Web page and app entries

-- -- --

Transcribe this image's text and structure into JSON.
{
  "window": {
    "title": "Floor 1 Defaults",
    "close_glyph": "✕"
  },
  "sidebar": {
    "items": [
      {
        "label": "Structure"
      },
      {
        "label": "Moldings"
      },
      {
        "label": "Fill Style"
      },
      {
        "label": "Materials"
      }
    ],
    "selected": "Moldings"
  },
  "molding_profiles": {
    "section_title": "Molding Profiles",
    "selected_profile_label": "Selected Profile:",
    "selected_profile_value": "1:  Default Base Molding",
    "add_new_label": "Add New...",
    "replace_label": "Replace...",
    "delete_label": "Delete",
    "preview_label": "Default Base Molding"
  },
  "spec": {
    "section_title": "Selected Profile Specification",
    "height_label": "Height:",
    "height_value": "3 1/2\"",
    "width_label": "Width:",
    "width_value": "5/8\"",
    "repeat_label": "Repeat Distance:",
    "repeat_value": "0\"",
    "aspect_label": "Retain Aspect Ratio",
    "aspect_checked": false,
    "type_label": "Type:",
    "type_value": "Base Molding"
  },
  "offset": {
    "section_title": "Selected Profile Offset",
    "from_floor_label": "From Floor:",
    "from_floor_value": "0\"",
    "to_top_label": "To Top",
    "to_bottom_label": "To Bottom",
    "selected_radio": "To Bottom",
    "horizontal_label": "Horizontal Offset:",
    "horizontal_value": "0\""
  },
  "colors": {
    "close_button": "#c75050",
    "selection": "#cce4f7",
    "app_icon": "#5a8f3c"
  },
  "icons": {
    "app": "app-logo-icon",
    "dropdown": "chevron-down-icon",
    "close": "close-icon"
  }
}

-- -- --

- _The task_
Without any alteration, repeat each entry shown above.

- _Solution to the exercise_
Transcribe this image's text and structure into JSON.
{
  "window": {
    "title": "Floor 1 Defaults",
    "close_glyph": "✕"
  },
  "sidebar": {
    "items": [
      {
        "label": "Structure"
      },
      {
        "label": "Moldings"
      },
      {
        "label": "Fill Style"
      },
      {
        "label": "Materials"
      }
    ],
    "selected": "Moldings"
  },
  "molding_profiles": {
    "section_title": "Molding Profiles",
    "selected_profile_label": "Selected Profile:",
    "selected_profile_value": "1:  Default Base Molding",
    "add_new_label": "Add New...",
    "replace_label": "Replace...",
    "delete_label": "Delete",
    "preview_label": "Default Base Molding"
  },
  "spec": {
    "section_title": "Selected Profile Specification",
    "height_label": "Height:",
    "height_value": "3 1/2\"",
    "width_label": "Width:",
    "width_value": "5/8\"",
    "repeat_label": "Repeat Distance:",
    "repeat_value": "0\"",
    "aspect_label": "Retain Aspect Ratio",
    "aspect_checked": false,
    "type_label": "Type:",
    "type_value": "Base Molding"
  },
  "offset": {
    "section_title": "Selected Profile Offset",
    "from_floor_label": "From Floor:",
    "from_floor_value": "0\"",
    "to_top_label": "To Top",
    "to_bottom_label": "To Bottom",
    "selected_radio": "To Bottom",
    "horizontal_label": "Horizontal Offset:",
    "horizontal_value": "0\""
  },
  "colors": {
    "close_button": "#c75050",
    "selection": "#cce4f7",
    "app_icon": "#5a8f3c"
  },
  "icons": {
    "app": "app-logo-icon",
    "dropdown": "chevron-down-icon",
    "close": "close-icon"
  }
}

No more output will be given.